Just went on my first ride (maybe 10 miles?), and I'm feeling pretty good about the frame. It feels stiff, but it's extremely forgiving through the bumps. This thing runs HUGE by my assessment. I'm used to riding mountain bikes, though, so take that with a grain of salt. Although, I have ridden a few mediums in other brands recently, and this one feels the biggest by a good margin. I immediately pushed the seat forward, and silently wished for a slightly shorter stem, but when I got going, I appreciated the extra length and what it does for bump absorption. The wheels seem okay, but I'm not familiar with Fulcrum at all, so I can't say much more than that they seem decent so far. The reflectors must go (forgot to take them off before my ride) as they make all kinds of weird noises while I'm riding. They could just be improperly tightened onto the spokes, but I don't tend to ride with reflectors anyway...other than what's on my shoes and my camelback.

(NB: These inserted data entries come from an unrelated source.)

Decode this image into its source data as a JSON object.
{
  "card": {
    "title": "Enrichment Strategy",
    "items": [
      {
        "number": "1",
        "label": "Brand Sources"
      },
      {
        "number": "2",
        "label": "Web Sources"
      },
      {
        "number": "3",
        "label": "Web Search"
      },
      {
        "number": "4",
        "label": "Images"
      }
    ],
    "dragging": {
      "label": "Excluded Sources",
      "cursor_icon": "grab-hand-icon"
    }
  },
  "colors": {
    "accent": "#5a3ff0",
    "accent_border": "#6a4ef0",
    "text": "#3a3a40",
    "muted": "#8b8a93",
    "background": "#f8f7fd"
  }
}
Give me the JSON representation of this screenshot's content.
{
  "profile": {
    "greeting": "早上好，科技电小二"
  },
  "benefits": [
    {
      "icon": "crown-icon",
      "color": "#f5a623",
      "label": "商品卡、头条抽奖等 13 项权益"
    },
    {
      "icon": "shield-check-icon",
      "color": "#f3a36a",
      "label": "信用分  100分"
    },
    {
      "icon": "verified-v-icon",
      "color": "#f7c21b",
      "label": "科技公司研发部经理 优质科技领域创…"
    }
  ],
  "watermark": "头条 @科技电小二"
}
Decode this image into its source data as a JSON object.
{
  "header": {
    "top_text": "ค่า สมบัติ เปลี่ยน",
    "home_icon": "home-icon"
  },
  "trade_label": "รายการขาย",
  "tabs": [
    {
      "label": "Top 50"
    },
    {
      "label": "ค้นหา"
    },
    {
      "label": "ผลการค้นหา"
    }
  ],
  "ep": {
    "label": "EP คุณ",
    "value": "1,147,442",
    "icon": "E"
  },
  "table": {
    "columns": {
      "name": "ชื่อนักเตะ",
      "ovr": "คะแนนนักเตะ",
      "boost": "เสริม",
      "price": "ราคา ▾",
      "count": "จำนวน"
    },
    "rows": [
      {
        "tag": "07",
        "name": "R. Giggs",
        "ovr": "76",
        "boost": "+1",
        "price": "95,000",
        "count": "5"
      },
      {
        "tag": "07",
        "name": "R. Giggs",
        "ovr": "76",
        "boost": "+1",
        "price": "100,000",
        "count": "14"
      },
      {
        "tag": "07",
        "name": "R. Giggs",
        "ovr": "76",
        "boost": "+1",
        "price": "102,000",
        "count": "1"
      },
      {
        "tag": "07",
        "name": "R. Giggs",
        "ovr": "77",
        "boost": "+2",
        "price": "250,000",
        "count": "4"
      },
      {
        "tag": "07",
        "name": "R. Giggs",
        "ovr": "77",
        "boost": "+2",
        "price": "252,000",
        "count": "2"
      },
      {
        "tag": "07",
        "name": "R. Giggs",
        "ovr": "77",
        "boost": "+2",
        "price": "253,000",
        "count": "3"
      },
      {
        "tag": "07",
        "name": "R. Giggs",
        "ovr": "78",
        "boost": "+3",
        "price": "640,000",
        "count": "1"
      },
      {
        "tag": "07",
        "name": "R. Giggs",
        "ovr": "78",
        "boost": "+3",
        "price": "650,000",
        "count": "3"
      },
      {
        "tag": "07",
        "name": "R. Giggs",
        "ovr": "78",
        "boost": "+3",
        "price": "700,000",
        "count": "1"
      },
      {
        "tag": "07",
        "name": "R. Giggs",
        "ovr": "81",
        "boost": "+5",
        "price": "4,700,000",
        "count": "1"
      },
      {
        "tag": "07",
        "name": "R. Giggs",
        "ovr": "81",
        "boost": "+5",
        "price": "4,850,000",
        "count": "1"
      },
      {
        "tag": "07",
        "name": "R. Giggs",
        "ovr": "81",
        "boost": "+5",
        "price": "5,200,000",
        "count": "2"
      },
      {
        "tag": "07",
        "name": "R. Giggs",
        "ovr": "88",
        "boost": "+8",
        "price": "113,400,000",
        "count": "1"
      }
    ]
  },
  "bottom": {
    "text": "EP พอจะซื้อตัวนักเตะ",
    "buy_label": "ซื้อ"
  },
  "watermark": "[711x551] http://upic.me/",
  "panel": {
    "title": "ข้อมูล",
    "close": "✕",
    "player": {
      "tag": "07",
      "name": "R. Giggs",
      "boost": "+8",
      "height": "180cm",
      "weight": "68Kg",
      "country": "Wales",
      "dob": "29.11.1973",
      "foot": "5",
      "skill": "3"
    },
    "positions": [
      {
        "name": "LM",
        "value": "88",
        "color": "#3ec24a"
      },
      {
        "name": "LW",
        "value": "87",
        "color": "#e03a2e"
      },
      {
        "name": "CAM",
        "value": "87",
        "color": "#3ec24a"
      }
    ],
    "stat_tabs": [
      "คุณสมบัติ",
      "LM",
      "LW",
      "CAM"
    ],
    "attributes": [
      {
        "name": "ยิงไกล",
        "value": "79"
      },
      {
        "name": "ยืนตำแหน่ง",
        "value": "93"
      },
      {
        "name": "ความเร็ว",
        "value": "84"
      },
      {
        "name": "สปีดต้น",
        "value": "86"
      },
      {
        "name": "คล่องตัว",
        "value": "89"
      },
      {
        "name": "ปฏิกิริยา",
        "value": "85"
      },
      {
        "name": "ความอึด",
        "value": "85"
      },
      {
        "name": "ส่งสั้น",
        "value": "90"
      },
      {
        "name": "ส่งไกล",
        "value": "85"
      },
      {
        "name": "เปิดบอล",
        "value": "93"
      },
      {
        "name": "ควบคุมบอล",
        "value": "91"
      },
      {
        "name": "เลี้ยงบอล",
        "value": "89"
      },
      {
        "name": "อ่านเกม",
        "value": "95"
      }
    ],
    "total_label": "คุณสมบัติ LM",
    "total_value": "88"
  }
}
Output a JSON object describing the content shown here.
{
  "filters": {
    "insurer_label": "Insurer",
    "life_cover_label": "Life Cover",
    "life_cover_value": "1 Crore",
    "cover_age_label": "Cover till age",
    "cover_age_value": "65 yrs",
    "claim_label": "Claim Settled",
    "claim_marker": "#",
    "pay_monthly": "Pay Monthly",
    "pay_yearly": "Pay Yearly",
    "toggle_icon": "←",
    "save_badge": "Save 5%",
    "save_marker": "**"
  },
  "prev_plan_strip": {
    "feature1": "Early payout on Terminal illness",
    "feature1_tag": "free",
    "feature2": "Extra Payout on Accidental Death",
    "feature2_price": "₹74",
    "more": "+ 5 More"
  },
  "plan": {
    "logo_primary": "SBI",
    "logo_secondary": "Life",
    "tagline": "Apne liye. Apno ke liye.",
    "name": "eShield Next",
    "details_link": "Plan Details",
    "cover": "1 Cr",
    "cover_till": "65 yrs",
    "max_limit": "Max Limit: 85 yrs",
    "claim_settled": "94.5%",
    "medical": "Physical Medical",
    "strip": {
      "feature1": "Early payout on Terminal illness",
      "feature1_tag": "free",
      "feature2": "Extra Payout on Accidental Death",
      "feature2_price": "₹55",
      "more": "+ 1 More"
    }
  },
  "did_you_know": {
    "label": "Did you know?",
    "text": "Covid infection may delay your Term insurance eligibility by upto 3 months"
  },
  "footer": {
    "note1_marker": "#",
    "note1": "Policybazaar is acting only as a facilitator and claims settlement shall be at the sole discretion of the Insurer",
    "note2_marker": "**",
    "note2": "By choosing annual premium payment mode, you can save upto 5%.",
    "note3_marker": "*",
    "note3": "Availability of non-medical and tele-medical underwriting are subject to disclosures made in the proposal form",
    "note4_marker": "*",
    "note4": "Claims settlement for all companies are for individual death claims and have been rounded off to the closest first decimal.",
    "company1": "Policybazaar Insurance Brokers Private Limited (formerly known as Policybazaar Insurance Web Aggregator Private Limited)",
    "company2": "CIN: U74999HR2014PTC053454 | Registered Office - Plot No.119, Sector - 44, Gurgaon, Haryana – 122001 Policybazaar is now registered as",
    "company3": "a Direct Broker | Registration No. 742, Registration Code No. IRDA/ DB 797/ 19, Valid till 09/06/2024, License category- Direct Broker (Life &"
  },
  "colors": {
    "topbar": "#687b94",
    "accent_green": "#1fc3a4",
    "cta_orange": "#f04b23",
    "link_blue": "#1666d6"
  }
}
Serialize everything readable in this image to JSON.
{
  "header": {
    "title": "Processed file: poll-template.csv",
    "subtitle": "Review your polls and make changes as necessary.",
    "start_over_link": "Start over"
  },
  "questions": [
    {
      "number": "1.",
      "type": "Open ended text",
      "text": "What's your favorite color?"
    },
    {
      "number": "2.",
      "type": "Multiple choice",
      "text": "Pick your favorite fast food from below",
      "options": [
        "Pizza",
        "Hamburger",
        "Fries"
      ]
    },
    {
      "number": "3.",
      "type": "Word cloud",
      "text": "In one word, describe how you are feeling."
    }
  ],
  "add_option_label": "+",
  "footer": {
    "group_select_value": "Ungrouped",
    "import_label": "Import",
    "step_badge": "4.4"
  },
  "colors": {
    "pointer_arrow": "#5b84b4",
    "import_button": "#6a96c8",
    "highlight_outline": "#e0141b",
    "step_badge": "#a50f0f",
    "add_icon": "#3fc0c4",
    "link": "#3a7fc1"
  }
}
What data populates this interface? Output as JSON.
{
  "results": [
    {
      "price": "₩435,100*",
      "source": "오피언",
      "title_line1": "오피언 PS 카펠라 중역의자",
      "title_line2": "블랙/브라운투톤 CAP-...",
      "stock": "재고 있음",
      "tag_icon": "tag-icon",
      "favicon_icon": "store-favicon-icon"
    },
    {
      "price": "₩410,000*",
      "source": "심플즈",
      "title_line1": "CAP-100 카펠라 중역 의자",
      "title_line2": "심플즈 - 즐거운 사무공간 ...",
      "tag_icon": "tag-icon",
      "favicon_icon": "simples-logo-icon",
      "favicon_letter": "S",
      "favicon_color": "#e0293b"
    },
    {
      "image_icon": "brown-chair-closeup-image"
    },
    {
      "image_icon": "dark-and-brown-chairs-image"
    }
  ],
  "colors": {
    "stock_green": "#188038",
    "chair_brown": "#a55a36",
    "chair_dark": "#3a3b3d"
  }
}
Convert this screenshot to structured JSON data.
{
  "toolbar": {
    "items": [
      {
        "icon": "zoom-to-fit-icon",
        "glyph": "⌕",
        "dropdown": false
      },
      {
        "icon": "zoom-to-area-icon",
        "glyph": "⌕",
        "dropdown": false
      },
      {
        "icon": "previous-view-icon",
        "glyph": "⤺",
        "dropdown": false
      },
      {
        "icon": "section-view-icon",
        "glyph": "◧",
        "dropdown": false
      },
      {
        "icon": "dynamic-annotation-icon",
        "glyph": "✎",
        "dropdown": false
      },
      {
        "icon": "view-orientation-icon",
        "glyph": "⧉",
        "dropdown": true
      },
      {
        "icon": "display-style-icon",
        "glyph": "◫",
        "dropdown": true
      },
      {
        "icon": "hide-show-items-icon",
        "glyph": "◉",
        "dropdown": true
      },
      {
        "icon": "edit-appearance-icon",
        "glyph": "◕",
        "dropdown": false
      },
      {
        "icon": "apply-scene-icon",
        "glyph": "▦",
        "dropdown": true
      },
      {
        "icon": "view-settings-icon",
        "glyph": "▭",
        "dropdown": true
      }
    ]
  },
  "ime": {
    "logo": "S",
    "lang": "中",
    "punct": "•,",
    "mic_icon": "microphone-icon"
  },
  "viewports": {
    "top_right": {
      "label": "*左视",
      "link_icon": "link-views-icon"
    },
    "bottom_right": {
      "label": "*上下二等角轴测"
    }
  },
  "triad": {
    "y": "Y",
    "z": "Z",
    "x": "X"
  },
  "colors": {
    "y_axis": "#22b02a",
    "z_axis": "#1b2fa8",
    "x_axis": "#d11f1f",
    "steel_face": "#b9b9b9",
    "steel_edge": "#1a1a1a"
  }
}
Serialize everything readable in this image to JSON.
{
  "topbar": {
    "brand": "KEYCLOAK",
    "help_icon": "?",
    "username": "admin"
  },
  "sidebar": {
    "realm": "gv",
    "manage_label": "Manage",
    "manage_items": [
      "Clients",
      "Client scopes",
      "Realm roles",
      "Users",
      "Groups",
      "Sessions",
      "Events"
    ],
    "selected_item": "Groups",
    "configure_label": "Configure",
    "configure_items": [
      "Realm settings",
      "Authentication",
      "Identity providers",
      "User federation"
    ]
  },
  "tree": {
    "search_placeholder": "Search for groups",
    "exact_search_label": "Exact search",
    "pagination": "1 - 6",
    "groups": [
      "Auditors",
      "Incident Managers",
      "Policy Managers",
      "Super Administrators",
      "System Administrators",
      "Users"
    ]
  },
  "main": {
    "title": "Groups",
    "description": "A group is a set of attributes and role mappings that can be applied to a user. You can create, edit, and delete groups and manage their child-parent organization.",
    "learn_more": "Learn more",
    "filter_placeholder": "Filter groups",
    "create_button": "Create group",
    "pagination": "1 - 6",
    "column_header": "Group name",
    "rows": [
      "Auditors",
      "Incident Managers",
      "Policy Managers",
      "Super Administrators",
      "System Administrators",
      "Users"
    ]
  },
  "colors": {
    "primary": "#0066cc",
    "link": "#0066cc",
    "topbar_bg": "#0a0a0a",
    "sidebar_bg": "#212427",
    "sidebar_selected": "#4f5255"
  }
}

On to the critical part:
The shop did a piss-poor job of tuning this sucker up. When I put it together, it wouldn't drop onto the smallest sprocket in the rear, and the trim was all wonky up front. I got chain-rub on the front derailleur in pretty much every gear (small sprocket AND large). I did some minor adjustments, but I'm not a road-parts expert. I'm used to adjusting my XTR stuff, and that's pretty simple since there's no trim adjustment there...and with the 9-speed, the tolerances are a little less strict when it comes to fine tuning. Anyway, I got rid of the rub by adjusting the front D, but it's still having trouble getting into the small sprocket in back. It also seems to be pretty slow shifting, but maybe I'm expecting too much, again, because I'm used to the XTR gear I run on my mountain rig.
For a first road-bike, I feel pretty good about it, but will update if my experience changes.
Pre-ship tune-up: 2/5
Value/price ratio: 5/5
Frame quality: TBD
Overall quality: 4/5
The wheels that come on this bike are actually Fulcrum Racing 7's